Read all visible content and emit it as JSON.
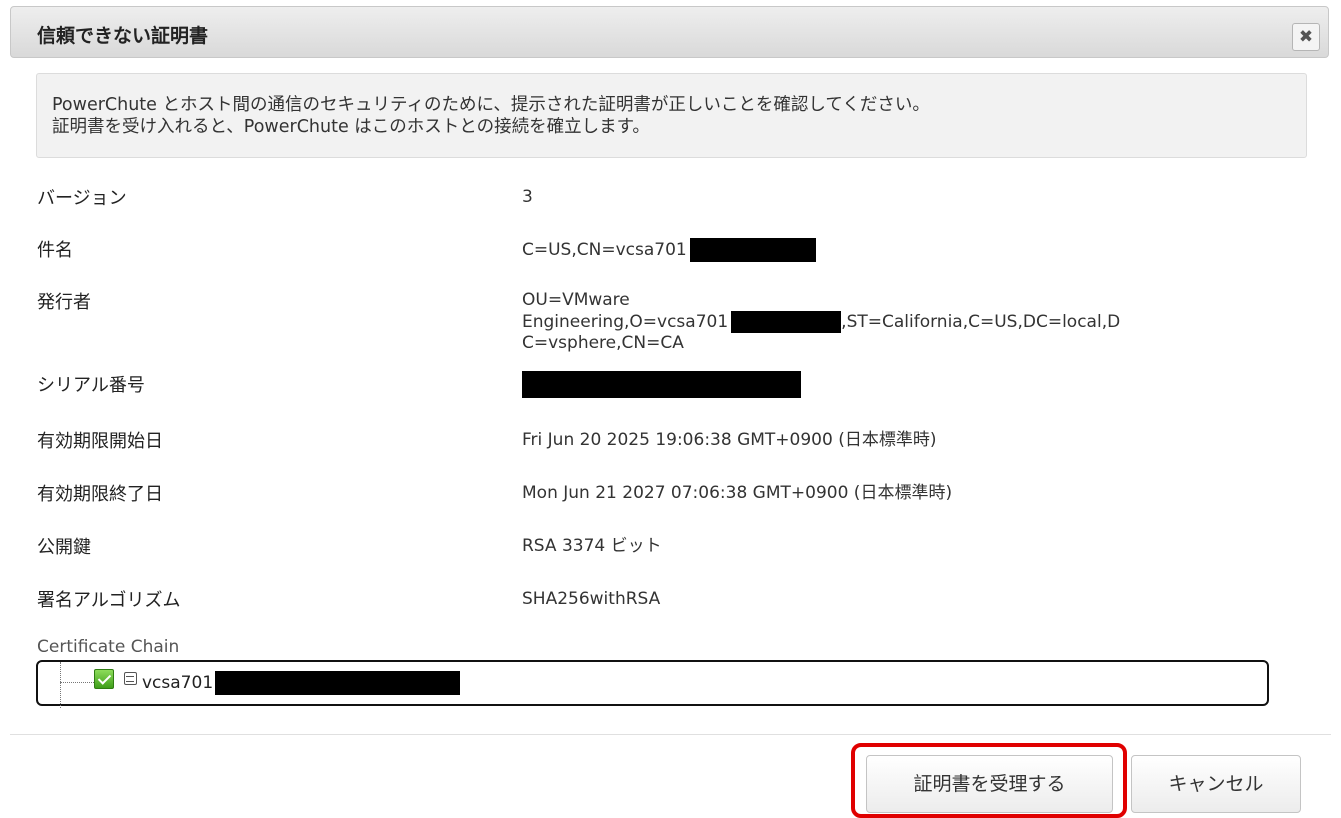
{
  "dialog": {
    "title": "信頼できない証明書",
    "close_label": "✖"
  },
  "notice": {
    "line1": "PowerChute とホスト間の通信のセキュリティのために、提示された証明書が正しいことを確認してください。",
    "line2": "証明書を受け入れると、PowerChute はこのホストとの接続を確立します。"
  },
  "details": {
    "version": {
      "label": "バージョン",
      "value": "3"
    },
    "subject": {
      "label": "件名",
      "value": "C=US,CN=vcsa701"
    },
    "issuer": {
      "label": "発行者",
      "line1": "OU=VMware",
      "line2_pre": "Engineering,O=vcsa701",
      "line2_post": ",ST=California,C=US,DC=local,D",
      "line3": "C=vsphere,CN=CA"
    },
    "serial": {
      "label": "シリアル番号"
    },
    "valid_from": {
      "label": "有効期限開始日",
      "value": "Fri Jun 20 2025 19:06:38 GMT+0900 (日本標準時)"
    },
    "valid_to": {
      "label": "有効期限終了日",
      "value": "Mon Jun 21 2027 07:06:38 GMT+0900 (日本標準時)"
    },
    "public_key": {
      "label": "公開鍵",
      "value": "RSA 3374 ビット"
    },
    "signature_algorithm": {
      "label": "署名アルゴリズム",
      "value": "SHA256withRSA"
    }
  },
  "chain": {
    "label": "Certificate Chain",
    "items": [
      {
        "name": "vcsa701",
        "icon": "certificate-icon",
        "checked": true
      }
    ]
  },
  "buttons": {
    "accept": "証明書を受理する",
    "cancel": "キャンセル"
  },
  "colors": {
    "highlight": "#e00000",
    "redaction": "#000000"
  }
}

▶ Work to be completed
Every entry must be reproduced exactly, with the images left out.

▶ Answer for the task
Read all visible content and emit it as JSON.
{
  "dialog": {
    "title": "信頼できない証明書",
    "close_label": "✖"
  },
  "notice": {
    "line1": "PowerChute とホスト間の通信のセキュリティのために、提示された証明書が正しいことを確認してください。",
    "line2": "証明書を受け入れると、PowerChute はこのホストとの接続を確立します。"
  },
  "details": {
    "version": {
      "label": "バージョン",
      "value": "3"
    },
    "subject": {
      "label": "件名",
      "value": "C=US,CN=vcsa701"
    },
    "issuer": {
      "label": "発行者",
      "line1": "OU=VMware",
      "line2_pre": "Engineering,O=vcsa701",
      "line2_post": ",ST=California,C=US,DC=local,D",
      "line3": "C=vsphere,CN=CA"
    },
    "serial": {
      "label": "シリアル番号"
    },
    "valid_from": {
      "label": "有効期限開始日",
      "value": "Fri Jun 20 2025 19:06:38 GMT+0900 (日本標準時)"
    },
    "valid_to": {
      "label": "有効期限終了日",
      "value": "Mon Jun 21 2027 07:06:38 GMT+0900 (日本標準時)"
    },
    "public_key": {
      "label": "公開鍵",
      "value": "RSA 3374 ビット"
    },
    "signature_algorithm": {
      "label": "署名アルゴリズム",
      "value": "SHA256withRSA"
    }
  },
  "chain": {
    "label": "Certificate Chain",
    "items": [
      {
        "name": "vcsa701",
        "icon": "certificate-icon",
        "checked": true
      }
    ]
  },
  "buttons": {
    "accept": "証明書を受理する",
    "cancel": "キャンセル"
  },
  "colors": {
    "highlight": "#e00000",
    "redaction": "#000000"
  }
}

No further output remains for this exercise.